Victims of MCP atrocities demand compensation

A grouping of people who suffered atrocities and injustice during the one party regime under Malawi Congress Party (MCP) have threatened to camp at the Office of the President and Cabinet at Capital Hill if government fails to compensate them.

The group represents people who suffered detention without trial and who experienced inhumane and degrading treatment in prisons, unfair termination of employment and loss of property or life between 1964 and 1994.

Speaking at a press briefing which was conducted on Wednesday in Lilongwe, Chairperson of the grouping Sangwani Mkandawire said that recent regimes including the Tonse Alliance government have been playing double standards on issues of the victims’ compensation.

He said the National Compensation Tribunal created by Section 137 of the 1994 Constitution directed that the victims should be compensated but only politically connected individuals were compensated and they only received interim payments ranging from K10,000 to K20,000 hence are awaiting full compensation.

Mkandawire added that they have been seeking assistance from different authorities such as office of the Ombudsman and Parliament where they presented several petitions.

“We have suffered for long time; we have been patient for too long.  We want to be treated as Malawians not as nothing, otherwise we will do something that will not be friendly, we have equally contributed to development of this country, we are not begging but we are demanding.

“We don’t have a place to stay, we are living in dirty houses, we don’t have land to cultivate our crops because our places were occupied when we were in exile.
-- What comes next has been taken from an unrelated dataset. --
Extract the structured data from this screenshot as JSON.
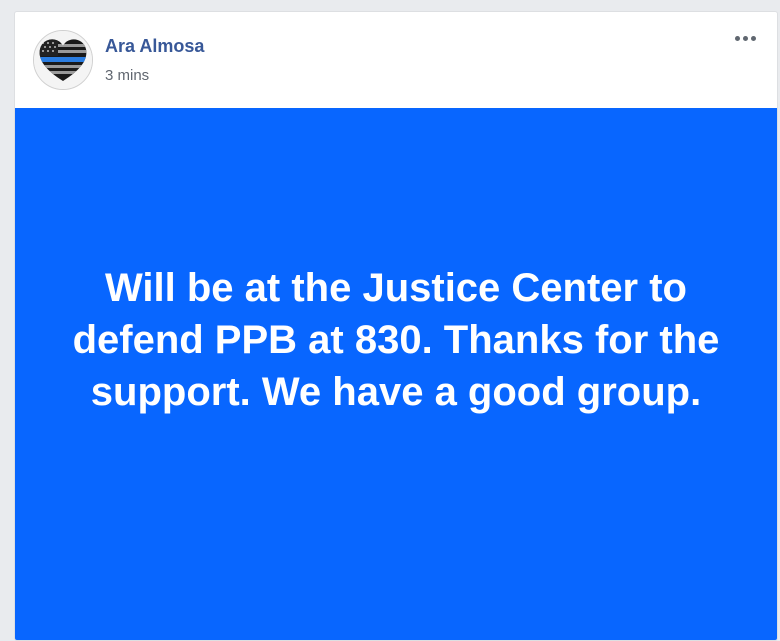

We once presented our issues to Minister of Foreign Affairs Eisenhower Mkaka who told us openly that we should wait for Jesus to come. We fought for this country’s democracy, some of our colleagues died and shed blood fighting for this country,” he explained.

Mkandawire further said that they have heard statements by the President and Cabinet ministers that the government is planning to establish a National Truth and Reconciliation Commission to facilitate National reconciliation and healing.

He said erecting monuments is a good idea but government should compensate people first.

“We are saying that this talk of a policy is simply an attempt by the government to deny victims their right to compensate”, he explained.